The 5 predefined motion parameters aimed to represent 56 degrees of freedom of upper extremities, lower extremities, and trunk joints.

CHOP INTEND is a standardized motor outcome measure originally developed for weak infants with SMA type 1. The test includes 16 items that are rated on a 0‑4 point scale.

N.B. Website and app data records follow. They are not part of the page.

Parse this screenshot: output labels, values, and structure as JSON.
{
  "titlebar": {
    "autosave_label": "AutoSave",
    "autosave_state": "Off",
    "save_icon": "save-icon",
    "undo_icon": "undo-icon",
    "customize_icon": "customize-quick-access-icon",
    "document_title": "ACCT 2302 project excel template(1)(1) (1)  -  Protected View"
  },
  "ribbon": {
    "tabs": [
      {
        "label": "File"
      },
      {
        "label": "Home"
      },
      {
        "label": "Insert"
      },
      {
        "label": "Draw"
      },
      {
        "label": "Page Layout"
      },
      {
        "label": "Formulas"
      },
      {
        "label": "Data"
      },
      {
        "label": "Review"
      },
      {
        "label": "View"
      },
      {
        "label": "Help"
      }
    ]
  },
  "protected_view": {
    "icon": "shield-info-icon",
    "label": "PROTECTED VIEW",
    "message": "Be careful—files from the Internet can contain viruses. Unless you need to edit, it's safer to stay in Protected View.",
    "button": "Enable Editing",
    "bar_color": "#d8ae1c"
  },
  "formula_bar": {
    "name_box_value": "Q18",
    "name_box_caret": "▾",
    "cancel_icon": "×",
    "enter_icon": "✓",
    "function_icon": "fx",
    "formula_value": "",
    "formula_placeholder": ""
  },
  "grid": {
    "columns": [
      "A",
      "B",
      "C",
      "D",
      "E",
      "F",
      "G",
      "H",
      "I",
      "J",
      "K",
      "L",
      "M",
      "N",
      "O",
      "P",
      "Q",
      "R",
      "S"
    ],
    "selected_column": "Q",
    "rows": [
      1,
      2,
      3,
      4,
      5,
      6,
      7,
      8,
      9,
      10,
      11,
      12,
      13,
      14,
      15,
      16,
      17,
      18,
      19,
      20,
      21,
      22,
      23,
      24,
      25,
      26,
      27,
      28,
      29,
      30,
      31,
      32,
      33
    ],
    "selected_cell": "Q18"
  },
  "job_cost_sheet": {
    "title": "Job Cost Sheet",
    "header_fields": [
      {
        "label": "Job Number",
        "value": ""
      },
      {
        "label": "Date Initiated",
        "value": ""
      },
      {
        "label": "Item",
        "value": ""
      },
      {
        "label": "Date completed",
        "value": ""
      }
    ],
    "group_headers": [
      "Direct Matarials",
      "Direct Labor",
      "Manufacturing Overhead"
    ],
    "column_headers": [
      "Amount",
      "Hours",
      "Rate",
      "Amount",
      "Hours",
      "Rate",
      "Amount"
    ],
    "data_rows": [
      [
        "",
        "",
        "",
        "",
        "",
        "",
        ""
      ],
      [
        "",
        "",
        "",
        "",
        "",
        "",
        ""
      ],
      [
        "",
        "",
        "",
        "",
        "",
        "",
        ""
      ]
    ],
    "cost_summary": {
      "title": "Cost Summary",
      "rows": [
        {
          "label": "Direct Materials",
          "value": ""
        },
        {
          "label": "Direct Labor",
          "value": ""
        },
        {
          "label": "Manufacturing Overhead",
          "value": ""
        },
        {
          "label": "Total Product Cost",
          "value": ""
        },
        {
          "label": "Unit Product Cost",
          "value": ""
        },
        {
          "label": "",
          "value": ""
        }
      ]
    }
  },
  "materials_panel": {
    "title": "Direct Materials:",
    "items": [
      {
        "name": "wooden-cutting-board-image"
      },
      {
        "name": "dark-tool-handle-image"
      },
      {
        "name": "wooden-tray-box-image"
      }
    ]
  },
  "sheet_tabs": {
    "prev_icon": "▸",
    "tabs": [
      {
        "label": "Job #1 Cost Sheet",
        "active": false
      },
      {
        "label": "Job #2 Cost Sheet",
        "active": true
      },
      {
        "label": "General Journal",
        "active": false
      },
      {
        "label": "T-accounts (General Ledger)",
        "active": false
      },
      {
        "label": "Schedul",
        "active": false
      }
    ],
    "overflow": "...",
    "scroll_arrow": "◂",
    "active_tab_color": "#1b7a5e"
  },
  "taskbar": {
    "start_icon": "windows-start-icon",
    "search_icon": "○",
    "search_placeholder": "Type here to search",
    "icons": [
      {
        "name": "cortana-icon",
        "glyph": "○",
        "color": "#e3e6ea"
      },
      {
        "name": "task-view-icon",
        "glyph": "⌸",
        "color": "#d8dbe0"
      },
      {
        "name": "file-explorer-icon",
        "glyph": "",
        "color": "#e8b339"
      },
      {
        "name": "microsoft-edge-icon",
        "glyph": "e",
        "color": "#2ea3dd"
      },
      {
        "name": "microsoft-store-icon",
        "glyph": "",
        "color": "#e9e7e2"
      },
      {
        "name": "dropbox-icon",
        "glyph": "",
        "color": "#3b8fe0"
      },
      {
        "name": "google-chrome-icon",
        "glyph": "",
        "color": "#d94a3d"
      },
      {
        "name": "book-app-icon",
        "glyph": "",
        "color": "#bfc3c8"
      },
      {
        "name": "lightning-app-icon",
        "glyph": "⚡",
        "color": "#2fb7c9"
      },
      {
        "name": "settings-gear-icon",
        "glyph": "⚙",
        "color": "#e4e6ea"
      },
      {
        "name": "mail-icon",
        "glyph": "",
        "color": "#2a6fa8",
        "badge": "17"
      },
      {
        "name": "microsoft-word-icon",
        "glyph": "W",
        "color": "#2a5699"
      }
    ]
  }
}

Blaschek A, Hesse N, Warken B, et al. Quantitative motion measurements based on markerless 3D full-body tracking in children with SMA highly correlate with standardized motor assessments. J Neuromuscul Dis. Published online July 21, 2021. doi:10.3233/JND-200619